Crufts draws to a close later, with the famous dog show culminating in the coveted Best in Show award.
But aside from the usual displays of canine agility and obedience, what have been the stand-out moments of the Birmingham-based event?
1. When it comes to accessories, less is more
Whether you think they’re cute or cringeworthy, dogs with hair bows risked being disqualified this year.
Pat Maul, a shih tzu judge, said any dogs with “bows” or “adornments” would be refused from the ring.
Her recommendation that owners use a “plain elastic band holding the topknot only please” was prompted by new rules set out by the Kennel Club, which runs Crufts.
2. This year’s fashion must-have: Dog onesies
It may be March but cosy “onesies” were spotted on many a fashion-forward dog at the four-day event, including this tiger print number.

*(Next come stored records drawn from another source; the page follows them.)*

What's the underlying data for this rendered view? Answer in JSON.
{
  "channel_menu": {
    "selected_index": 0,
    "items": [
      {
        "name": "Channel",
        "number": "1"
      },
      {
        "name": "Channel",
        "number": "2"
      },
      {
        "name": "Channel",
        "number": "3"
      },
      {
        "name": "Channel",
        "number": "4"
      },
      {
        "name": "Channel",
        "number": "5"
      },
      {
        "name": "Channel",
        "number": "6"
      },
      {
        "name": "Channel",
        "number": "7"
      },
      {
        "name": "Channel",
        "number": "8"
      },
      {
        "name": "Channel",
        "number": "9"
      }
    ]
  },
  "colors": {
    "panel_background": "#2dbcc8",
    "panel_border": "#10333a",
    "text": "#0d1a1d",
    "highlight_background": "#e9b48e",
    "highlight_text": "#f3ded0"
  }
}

Other owners stuck to the more-traditional dog jacket.
3. Youngest ever Crufts handler?
Jessica Allen, four, was the youngest dog handler at Crufts 2017 when she competed with her pet terrier Cariad – who is a year older than her.
The Kennel Club said it thought Jessica, from Stafford, was the youngest person ever to have taken part in the 125-year-old competition.
“As soon as she could walk she was into dogs,” said her mother, Felicity Freer.
“It brought a tear to my eye”.
4. A ‘guardian angel’ autism dog makes the final
Caddie, a Labrador trained to give autistic people assistance, reached the finals of Crufts.
He helps a 13-year-old boy to carry out everyday tasks like brushing his teeth and going to the shops.
Caddie and his owner, Joel, are finalists in the Crufts Friends for Life hero dog competition.
5. Public displays of affection
Crufts isn’t all serious, as these pictures of pedigree pets and their owners show.
6. But breeding remains an issue
Crufts comes with its fair share of controversy, with some people claiming it does not place enough emphasis on the welfare of dogs.
Campaign group Peta said the show was “all about celebrating dogs who have been bred by humans to have unnatural, exaggerated features”.
Last year, a German Shepherd with a sloped back appeared to struggle walking was awarded a Best in Breed prize.
The Kennel Club has said dogs can only be exhibited if they can “stand freely and unsupported” and show “structural balance”. It has also said that it takes any cases of animal cruelty seriously.
Read more: http://www.bbc.co.uk/news/uk-39244601